## ASSIGNMENT
Copy every line of the data that includes the string "MYSTERIOUS".

## INFORMATION SUPPLIED
========================================

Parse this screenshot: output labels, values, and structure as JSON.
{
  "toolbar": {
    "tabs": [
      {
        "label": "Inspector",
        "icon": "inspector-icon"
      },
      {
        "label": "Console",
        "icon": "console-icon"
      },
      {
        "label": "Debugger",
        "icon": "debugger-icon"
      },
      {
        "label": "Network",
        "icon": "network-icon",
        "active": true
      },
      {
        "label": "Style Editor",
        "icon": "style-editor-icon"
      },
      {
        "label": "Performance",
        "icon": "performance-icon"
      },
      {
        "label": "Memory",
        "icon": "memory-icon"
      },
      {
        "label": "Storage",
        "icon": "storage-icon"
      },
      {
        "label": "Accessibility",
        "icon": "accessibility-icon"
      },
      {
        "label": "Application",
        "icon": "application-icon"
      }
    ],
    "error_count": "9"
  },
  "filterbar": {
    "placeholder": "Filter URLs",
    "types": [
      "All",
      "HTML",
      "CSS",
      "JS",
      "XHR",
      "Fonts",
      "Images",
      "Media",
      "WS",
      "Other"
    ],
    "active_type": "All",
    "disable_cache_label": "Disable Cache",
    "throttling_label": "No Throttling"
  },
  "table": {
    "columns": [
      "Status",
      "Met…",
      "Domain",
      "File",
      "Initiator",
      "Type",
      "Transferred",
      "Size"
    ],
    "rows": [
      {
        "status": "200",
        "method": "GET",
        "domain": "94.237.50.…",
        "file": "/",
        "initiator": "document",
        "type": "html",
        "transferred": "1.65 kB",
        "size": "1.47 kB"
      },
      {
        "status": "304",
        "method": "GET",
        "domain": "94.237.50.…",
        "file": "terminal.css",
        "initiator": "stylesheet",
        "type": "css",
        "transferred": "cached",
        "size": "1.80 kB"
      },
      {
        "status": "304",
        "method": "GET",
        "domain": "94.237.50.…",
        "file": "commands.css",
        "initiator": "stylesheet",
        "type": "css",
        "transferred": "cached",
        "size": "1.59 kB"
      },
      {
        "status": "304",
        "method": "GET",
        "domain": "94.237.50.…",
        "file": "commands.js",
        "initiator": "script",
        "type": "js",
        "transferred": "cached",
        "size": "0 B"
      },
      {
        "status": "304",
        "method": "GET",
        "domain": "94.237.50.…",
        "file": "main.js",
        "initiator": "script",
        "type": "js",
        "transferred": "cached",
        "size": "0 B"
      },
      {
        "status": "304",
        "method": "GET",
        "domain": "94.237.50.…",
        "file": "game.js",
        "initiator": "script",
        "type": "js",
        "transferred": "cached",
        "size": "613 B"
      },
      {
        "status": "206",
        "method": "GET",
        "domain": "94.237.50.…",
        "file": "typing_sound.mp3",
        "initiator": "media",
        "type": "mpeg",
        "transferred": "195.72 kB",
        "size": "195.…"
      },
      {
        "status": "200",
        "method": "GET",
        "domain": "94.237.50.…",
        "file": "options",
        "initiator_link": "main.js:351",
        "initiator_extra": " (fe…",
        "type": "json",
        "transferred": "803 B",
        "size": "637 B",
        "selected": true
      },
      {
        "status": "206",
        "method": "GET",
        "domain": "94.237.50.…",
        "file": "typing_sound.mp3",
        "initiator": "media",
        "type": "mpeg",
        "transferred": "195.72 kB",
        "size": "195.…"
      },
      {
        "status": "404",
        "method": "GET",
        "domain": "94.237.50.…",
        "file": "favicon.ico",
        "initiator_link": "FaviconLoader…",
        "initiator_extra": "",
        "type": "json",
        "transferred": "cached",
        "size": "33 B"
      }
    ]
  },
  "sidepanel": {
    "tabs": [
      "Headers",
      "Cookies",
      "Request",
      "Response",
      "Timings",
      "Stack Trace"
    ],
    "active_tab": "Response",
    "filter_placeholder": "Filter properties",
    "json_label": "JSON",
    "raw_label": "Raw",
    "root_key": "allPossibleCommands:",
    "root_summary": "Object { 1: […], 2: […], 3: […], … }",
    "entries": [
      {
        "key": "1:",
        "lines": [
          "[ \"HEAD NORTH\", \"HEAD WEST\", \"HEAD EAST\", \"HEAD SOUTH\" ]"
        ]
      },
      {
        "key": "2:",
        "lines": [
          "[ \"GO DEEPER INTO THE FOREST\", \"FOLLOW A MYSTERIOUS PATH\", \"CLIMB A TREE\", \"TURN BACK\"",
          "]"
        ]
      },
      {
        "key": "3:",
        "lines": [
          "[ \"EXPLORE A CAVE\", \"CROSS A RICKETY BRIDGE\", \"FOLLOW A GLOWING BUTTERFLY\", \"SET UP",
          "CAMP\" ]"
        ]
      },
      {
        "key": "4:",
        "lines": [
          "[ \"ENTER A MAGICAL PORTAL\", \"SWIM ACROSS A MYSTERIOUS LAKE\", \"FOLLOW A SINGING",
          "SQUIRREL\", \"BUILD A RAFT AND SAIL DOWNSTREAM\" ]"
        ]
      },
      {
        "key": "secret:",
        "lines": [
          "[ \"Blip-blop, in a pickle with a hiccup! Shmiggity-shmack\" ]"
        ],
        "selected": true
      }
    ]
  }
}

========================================

## OUTPUT OF THE TASK
          "[ \"GO DEEPER INTO THE FOREST\", \"FOLLOW A MYSTERIOUS PATH\", \"CLIMB A TREE\", \"TURN BACK\"",
          "[ \"ENTER A MAGICAL PORTAL\", \"SWIM ACROSS A MYSTERIOUS LAKE\", \"FOLLOW A SINGING",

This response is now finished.